Please print the data again exactly as given.

(Website and app data records)
####
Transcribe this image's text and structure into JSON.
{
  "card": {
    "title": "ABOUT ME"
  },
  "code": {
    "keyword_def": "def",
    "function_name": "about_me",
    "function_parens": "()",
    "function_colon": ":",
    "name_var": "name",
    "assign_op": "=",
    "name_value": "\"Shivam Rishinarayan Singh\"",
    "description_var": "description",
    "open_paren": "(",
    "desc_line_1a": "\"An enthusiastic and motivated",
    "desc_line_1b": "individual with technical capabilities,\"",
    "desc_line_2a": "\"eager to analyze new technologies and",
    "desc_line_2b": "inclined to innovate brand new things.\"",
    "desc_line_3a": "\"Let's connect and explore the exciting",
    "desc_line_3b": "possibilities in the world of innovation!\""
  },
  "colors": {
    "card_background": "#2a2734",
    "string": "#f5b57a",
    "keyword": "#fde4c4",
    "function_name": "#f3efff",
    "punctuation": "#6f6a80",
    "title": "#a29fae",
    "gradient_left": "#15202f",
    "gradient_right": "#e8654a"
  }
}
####
> RESULT OF THE TASK
Transcribe this image's text and structure into JSON.
{
  "card": {
    "title": "ABOUT ME"
  },
  "code": {
    "keyword_def": "def",
    "function_name": "about_me",
    "function_parens": "()",
    "function_colon": ":",
    "name_var": "name",
    "assign_op": "=",
    "name_value": "\"Shivam Rishinarayan Singh\"",
    "description_var": "description",
    "open_paren": "(",
    "desc_line_1a": "\"An enthusiastic and motivated",
    "desc_line_1b": "individual with technical capabilities,\"",
    "desc_line_2a": "\"eager to analyze new technologies and",
    "desc_line_2b": "inclined to innovate brand new things.\"",
    "desc_line_3a": "\"Let's connect and explore the exciting",
    "desc_line_3b": "possibilities in the world of innovation!\""
  },
  "colors": {
    "card_background": "#2a2734",
    "string": "#f5b57a",
    "keyword": "#fde4c4",
    "function_name": "#f3efff",
    "punctuation": "#6f6a80",
    "title": "#a29fae",
    "gradient_left": "#15202f",
    "gradient_right": "#e8654a"
  }
}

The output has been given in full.